Using the listing below, return each line exactly as it reads.
┌─ Supplied data
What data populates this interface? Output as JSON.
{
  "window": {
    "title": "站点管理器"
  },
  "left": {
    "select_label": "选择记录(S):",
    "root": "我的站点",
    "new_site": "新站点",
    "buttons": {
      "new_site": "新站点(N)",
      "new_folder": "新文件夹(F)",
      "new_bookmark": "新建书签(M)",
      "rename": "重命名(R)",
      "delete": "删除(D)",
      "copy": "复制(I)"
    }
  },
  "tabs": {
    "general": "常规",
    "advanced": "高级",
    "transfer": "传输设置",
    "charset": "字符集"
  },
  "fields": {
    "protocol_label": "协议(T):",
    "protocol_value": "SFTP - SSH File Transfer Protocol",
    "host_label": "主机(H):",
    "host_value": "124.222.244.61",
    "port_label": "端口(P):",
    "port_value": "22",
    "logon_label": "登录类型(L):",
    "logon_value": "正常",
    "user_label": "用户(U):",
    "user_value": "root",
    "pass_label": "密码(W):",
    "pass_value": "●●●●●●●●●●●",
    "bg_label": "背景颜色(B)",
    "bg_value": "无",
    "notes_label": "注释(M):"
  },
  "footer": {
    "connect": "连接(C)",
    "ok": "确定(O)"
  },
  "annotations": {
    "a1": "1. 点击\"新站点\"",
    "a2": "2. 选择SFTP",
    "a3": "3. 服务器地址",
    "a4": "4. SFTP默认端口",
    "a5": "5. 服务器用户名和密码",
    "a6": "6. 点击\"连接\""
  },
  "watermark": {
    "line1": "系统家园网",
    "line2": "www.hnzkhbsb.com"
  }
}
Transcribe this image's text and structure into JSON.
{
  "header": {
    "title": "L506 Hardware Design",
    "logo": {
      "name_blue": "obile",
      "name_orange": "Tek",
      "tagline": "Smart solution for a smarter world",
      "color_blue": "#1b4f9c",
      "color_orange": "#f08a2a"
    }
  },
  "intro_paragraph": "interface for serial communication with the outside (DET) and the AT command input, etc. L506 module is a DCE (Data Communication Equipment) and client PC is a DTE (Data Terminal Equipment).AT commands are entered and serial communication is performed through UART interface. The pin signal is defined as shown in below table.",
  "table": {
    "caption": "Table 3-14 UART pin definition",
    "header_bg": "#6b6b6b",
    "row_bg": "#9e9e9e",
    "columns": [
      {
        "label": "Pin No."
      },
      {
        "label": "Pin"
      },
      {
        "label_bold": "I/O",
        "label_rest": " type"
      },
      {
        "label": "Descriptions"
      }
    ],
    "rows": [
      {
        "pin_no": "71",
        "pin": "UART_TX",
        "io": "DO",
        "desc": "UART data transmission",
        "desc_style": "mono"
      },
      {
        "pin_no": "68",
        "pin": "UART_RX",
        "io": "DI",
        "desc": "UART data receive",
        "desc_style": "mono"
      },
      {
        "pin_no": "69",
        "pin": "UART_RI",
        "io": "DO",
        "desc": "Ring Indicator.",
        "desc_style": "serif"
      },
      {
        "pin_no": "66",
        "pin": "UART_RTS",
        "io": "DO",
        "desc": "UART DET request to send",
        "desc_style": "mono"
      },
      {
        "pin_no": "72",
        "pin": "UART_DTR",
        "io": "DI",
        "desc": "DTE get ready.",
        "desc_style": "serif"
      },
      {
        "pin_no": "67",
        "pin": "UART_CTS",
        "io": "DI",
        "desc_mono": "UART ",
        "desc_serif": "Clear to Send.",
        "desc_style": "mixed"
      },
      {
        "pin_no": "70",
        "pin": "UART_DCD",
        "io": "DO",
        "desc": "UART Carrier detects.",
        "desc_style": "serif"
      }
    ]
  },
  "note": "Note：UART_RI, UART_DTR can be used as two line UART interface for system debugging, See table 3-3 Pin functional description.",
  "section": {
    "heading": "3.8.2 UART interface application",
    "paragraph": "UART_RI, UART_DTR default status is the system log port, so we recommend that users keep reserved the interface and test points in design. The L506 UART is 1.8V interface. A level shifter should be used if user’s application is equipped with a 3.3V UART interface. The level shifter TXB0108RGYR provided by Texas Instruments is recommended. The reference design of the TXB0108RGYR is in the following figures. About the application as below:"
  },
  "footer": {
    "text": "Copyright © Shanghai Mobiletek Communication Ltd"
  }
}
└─
◆ Your response:
What data populates this interface? Output as JSON.
{
  "window": {
    "title": "站点管理器"
  },
  "left": {
    "select_label": "选择记录(S):",
    "root": "我的站点",
    "new_site": "新站点",
    "buttons": {
      "new_site": "新站点(N)",
      "new_folder": "新文件夹(F)",
      "new_bookmark": "新建书签(M)",
      "rename": "重命名(R)",
      "delete": "删除(D)",
      "copy": "复制(I)"
    }
  },
  "tabs": {
    "general": "常规",
    "advanced": "高级",
    "transfer": "传输设置",
    "charset": "字符集"
  },
  "fields": {
    "protocol_label": "协议(T):",
    "protocol_value": "SFTP - SSH File Transfer Protocol",
    "host_label": "主机(H):",
    "host_value": "124.222.244.61",
    "port_label": "端口(P):",
    "port_value": "22",
    "logon_label": "登录类型(L):",
    "logon_value": "正常",
    "user_label": "用户(U):",
    "user_value": "root",
    "pass_label": "密码(W):",
    "pass_value": "●●●●●●●●●●●",
    "bg_label": "背景颜色(B)",
    "bg_value": "无",
    "notes_label": "注释(M):"
  },
  "footer": {
    "connect": "连接(C)",
    "ok": "确定(O)"
  },
  "annotations": {
    "a1": "1. 点击\"新站点\"",
    "a2": "2. 选择SFTP",
    "a3": "3. 服务器地址",
    "a4": "4. SFTP默认端口",
    "a5": "5. 服务器用户名和密码",
    "a6": "6. 点击\"连接\""
  },
  "watermark": {
    "line1": "系统家园网",
    "line2": "www.hnzkhbsb.com"
  }
}
Transcribe this image's text and structure into JSON.
{
  "header": {
    "title": "L506 Hardware Design",
    "logo": {
      "name_blue": "obile",
      "name_orange": "Tek",
      "tagline": "Smart solution for a smarter world",
      "color_blue": "#1b4f9c",
      "color_orange": "#f08a2a"
    }
  },
  "intro_paragraph": "interface for serial communication with the outside (DET) and the AT command input, etc. L506 module is a DCE (Data Communication Equipment) and client PC is a DTE (Data Terminal Equipment).AT commands are entered and serial communication is performed through UART interface. The pin signal is defined as shown in below table.",
  "table": {
    "caption": "Table 3-14 UART pin definition",
    "header_bg": "#6b6b6b",
    "row_bg": "#9e9e9e",
    "columns": [
      {
        "label": "Pin No."
      },
      {
        "label": "Pin"
      },
      {
        "label_bold": "I/O",
        "label_rest": " type"
      },
      {
        "label": "Descriptions"
      }
    ],
    "rows": [
      {
        "pin_no": "71",
        "pin": "UART_TX",
        "io": "DO",
        "desc": "UART data transmission",
        "desc_style": "mono"
      },
      {
        "pin_no": "68",
        "pin": "UART_RX",
        "io": "DI",
        "desc": "UART data receive",
        "desc_style": "mono"
      },
      {
        "pin_no": "69",
        "pin": "UART_RI",
        "io": "DO",
        "desc": "Ring Indicator.",
        "desc_style": "serif"
      },
      {
        "pin_no": "66",
        "pin": "UART_RTS",
        "io": "DO",
        "desc": "UART DET request to send",
        "desc_style": "mono"
      },
      {
        "pin_no": "72",
        "pin": "UART_DTR",
        "io": "DI",
        "desc": "DTE get ready.",
        "desc_style": "serif"
      },
      {
        "pin_no": "67",
        "pin": "UART_CTS",
        "io": "DI",
        "desc_mono": "UART ",
        "desc_serif": "Clear to Send.",
        "desc_style": "mixed"
      },
      {
        "pin_no": "70",
        "pin": "UART_DCD",
        "io": "DO",
        "desc": "UART Carrier detects.",
        "desc_style": "serif"
      }
    ]
  },
  "note": "Note：UART_RI, UART_DTR can be used as two line UART interface for system debugging, See table 3-3 Pin functional description.",
  "section": {
    "heading": "3.8.2 UART interface application",
    "paragraph": "UART_RI, UART_DTR default status is the system log port, so we recommend that users keep reserved the interface and test points in design. The L506 UART is 1.8V interface. A level shifter should be used if user’s application is equipped with a 3.3V UART interface. The level shifter TXB0108RGYR provided by Texas Instruments is recommended. The reference design of the TXB0108RGYR is in the following figures. About the application as below:"
  },
  "footer": {
    "text": "Copyright © Shanghai Mobiletek Communication Ltd"
  }
}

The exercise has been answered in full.